Electronics Fuel Congo Conflict The deadly conflict in eastern Congo is fueled in part by hunger for the region's minerals. The appetite for the coltan and cassiterite has boomed in recent years with the explosion of demand for cell phones and other electronic devices.
NPR logo

Electronics Fuel Congo Conflict

  • Download
  • <iframe src="https://www.npr.org/player/embed/98819209/98819191" width="100%" height="290" frameborder="0" scrolling="no" title="NPR embedded audio player">
  • Transcript
Electronics Fuel Congo Conflict

Electronics Fuel Congo Conflict

Electronics Fuel Congo Conflict

  • Download
  • <iframe src="https://www.npr.org/player/embed/98819209/98819191" width="100%" height="290" frameborder="0" scrolling="no" title="NPR embedded audio player">
  • Transcript

The deadly conflict in eastern Congo is fueled in part by hunger for the region's minerals. The appetite for the coltan and cassiterite has boomed in recent years with the explosion of demand for cell phones and other electronic devices.

ALEX COHEN, Host:

This is Day to Day. I'm Alex Cohen.

MADELEINE BRAND, Host:

The latest involves the notorious Ugandan rebel group, the Lord's Resistance Army. Members of the group brutally murdered some 200 people there last week, mainly women and children. Meanwhile, millions of dollars in mineral wealth is disappearing from the country. NPR's Gwen Thompkins reports.

GWEN THOMPKINS: This is a true story, by the way, and this is how millions of dollars worth of Congo's mineral wealth leave the country every month. Prosper Hamuli is a researcher for the Pole Institute, a think tank in the provincial capital of Goma. He has seen ore vanish from government records between the Goma airport and the border - a distance of less than two miles. So one day, he asked the government a French version of riddle me this.

PROSPER HAMULI: (Through translator) Between Goma Airport to the border, is there a phenomenon that makes minerals disappear?

THOMPKINS: Naturally speaking, the eastern provinces are about as rich as rich can be. There's also no shortage of cheap labor willing to scratch minerals out of the earth, but researchers say that more than 20 government agencies latch onto anything leaving the mines like ants at a picnic- exacting taxes, fees, and bribes worth up to 100 percent of the value of the ore being exported. Aloys Tegera co-wrote the Pole Institute's report on how mining traders work here. Speaking in his office during a driving rainstorm, he says the process is all wet.

ALOYS TEGERA: The whole bureaucracy is really amazing. You have an army of state services around them, each one wanting to take from them. In the end, these guys - you have to be tough to do it.
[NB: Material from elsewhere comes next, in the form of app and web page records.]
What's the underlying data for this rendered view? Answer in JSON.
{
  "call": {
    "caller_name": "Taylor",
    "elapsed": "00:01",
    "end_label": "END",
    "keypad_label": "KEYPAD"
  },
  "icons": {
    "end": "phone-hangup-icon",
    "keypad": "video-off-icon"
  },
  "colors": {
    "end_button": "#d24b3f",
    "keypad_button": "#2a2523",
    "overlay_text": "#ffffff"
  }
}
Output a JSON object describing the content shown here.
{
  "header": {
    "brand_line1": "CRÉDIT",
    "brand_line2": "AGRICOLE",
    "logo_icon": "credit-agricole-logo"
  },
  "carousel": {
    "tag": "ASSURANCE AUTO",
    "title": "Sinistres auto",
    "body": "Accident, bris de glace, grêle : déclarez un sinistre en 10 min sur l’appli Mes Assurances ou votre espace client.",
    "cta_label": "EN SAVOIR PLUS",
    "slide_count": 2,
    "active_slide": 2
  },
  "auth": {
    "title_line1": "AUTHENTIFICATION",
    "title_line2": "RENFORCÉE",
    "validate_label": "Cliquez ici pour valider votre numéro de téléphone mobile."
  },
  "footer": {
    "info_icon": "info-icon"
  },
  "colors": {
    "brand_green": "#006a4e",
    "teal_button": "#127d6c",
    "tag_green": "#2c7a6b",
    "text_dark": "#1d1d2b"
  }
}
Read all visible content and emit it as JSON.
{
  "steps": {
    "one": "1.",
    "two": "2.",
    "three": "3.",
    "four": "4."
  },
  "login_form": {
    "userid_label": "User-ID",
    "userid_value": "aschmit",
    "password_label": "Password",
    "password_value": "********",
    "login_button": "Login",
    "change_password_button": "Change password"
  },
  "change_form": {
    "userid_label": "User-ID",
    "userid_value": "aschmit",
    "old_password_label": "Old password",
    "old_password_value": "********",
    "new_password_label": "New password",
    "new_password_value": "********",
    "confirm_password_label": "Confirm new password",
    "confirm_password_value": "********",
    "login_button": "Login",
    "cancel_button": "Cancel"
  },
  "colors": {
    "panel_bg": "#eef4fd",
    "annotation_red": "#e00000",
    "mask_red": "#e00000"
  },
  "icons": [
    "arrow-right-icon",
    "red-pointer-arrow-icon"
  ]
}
THOMPKINS: There's also a long chain of gun-wielding parasites for whom the mines are both the ends and the means to survival. The Congolese army, a Tutsi-led rebel force, Hutu fighters with ties to the genocide in Rwanda, and various other militias leech from the mines. They tax the poor diggers. They tax truck shipments at checkpoints. Sometimes they take over the whole operation. So if exporters want to stay in business, they've got to pay nearly everyone in sight to look the other way. Tegera says smuggling is more cost effective.

TEGERA: Really, when you start studying it deeply, what happens? You tend to be sympathetic to these guys.

THOMPKINS: But not everyone makes out in a war economy. In Goma at a drafty little warehouse owned by a company called MHI, white sacks line one side of the room. They're encasing what looks like dark gray sand with some shiny bits sparkling off the light. This is treated coltan ready for export. Dani Embomenza Mwangachuhu(ph) runs this place.

DANI EMBOMENZA MWANGACHUCHU: (Through translator) We think that if the war stops, and we begin then doing a good mining, we think that, in four years, we can have a good money.

THOMPKINS: I'm so sorry. I didn't realized it was that bad.

EMBOMENZA MWANGACHUCHU: (French spoken)

THOMPKINS: The funny thing is, people in North Kivu haven't always been so heavily dependent on mining. Cassiterite prices, for example, only began to boom about seven years ago. Before that, Aloys Tegera says the province's main exports were cattle, farm produce, and timber. He says people here have not only lost their peace of mind over minerals, they've lost their identity, too.

TEGERA: So we are not miners. We are farmers. This is what we are.

THOMPKINS: Transparency in mining may never happen, but experts say that Congo can't begin to have an honest trade until the war ends and worldwide demand for cheap smuggled minerals subsides. So in the meantime, North Kivu's multi-million-dollar magic trick continues. Now you see the ore; now you don't. Gwen Thompkins, NPR News, Goma.

Copyright © 2008 NPR. All rights reserved. Visit our website terms of use and permissions pages at www.npr.org for further information.

NPR transcripts are created on a rush deadline by Verb8tm, Inc., an NPR contractor, and produced using a proprietary transcription process developed with NPR. This text may not be in its final form and may be updated or revised in the future. Accuracy and availability may vary. The authoritative record of NPR’s programming is the audio record.